EXERCISE INPUT START
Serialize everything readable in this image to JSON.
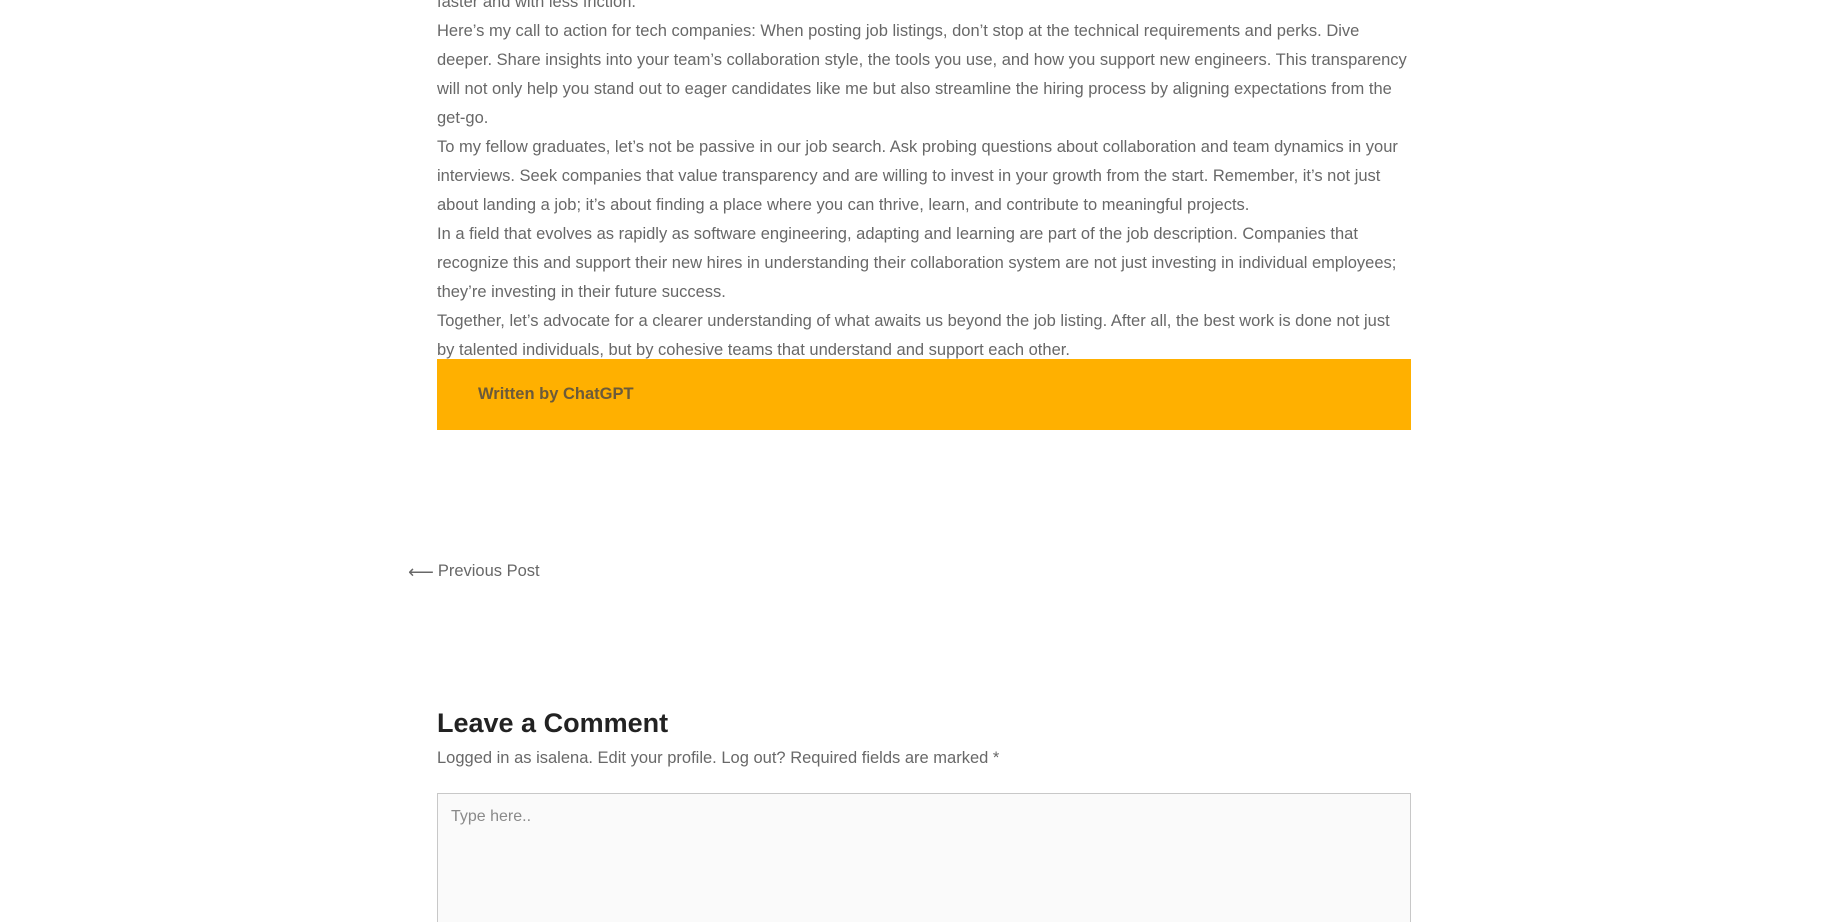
{
  "article": {
    "paragraphs": [
      "faster and with less friction.",
      "Here’s my call to action for tech companies: When posting job listings, don’t stop at the technical requirements and perks. Dive deeper. Share insights into your team’s collaboration style, the tools you use, and how you support new engineers. This transparency will not only help you stand out to eager candidates like me but also streamline the hiring process by aligning expectations from the get-go.",
      "To my fellow graduates, let’s not be passive in our job search. Ask probing questions about collaboration and team dynamics in your interviews. Seek companies that value transparency and are willing to invest in your growth from the start. Remember, it’s not just about landing a job; it’s about finding a place where you can thrive, learn, and contribute to meaningful projects.",
      "In a field that evolves as rapidly as software engineering, adapting and learning are part of the job description. Companies that recognize this and support their new hires in understanding their collaboration system are not just investing in individual employees; they’re investing in their future success.",
      "Together, let’s advocate for a clearer understanding of what awaits us beyond the job listing. After all, the best work is done not just by talented individuals, but by cohesive teams that understand and support each other."
    ]
  },
  "author_box": {
    "text": "Written by ChatGPT",
    "bg_color": "#ffb000"
  },
  "post_nav": {
    "arrow": "⟵",
    "label": "Previous Post"
  },
  "comments": {
    "title": "Leave a Comment",
    "logged_in_prefix": "Logged in as isalena.",
    "edit_profile": "Edit your profile.",
    "log_out": "Log out?",
    "required_text": "Required fields are marked",
    "required_mark": "*",
    "textarea_placeholder": "Type here.."
  }
}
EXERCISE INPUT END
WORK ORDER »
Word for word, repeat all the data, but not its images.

ANSWER BOX »
Serialize everything readable in this image to JSON.
{
  "article": {
    "paragraphs": [
      "faster and with less friction.",
      "Here’s my call to action for tech companies: When posting job listings, don’t stop at the technical requirements and perks. Dive deeper. Share insights into your team’s collaboration style, the tools you use, and how you support new engineers. This transparency will not only help you stand out to eager candidates like me but also streamline the hiring process by aligning expectations from the get-go.",
      "To my fellow graduates, let’s not be passive in our job search. Ask probing questions about collaboration and team dynamics in your interviews. Seek companies that value transparency and are willing to invest in your growth from the start. Remember, it’s not just about landing a job; it’s about finding a place where you can thrive, learn, and contribute to meaningful projects.",
      "In a field that evolves as rapidly as software engineering, adapting and learning are part of the job description. Companies that recognize this and support their new hires in understanding their collaboration system are not just investing in individual employees; they’re investing in their future success.",
      "Together, let’s advocate for a clearer understanding of what awaits us beyond the job listing. After all, the best work is done not just by talented individuals, but by cohesive teams that understand and support each other."
    ]
  },
  "author_box": {
    "text": "Written by ChatGPT",
    "bg_color": "#ffb000"
  },
  "post_nav": {
    "arrow": "⟵",
    "label": "Previous Post"
  },
  "comments": {
    "title": "Leave a Comment",
    "logged_in_prefix": "Logged in as isalena.",
    "edit_profile": "Edit your profile.",
    "log_out": "Log out?",
    "required_text": "Required fields are marked",
    "required_mark": "*",
    "textarea_placeholder": "Type here.."
  }
}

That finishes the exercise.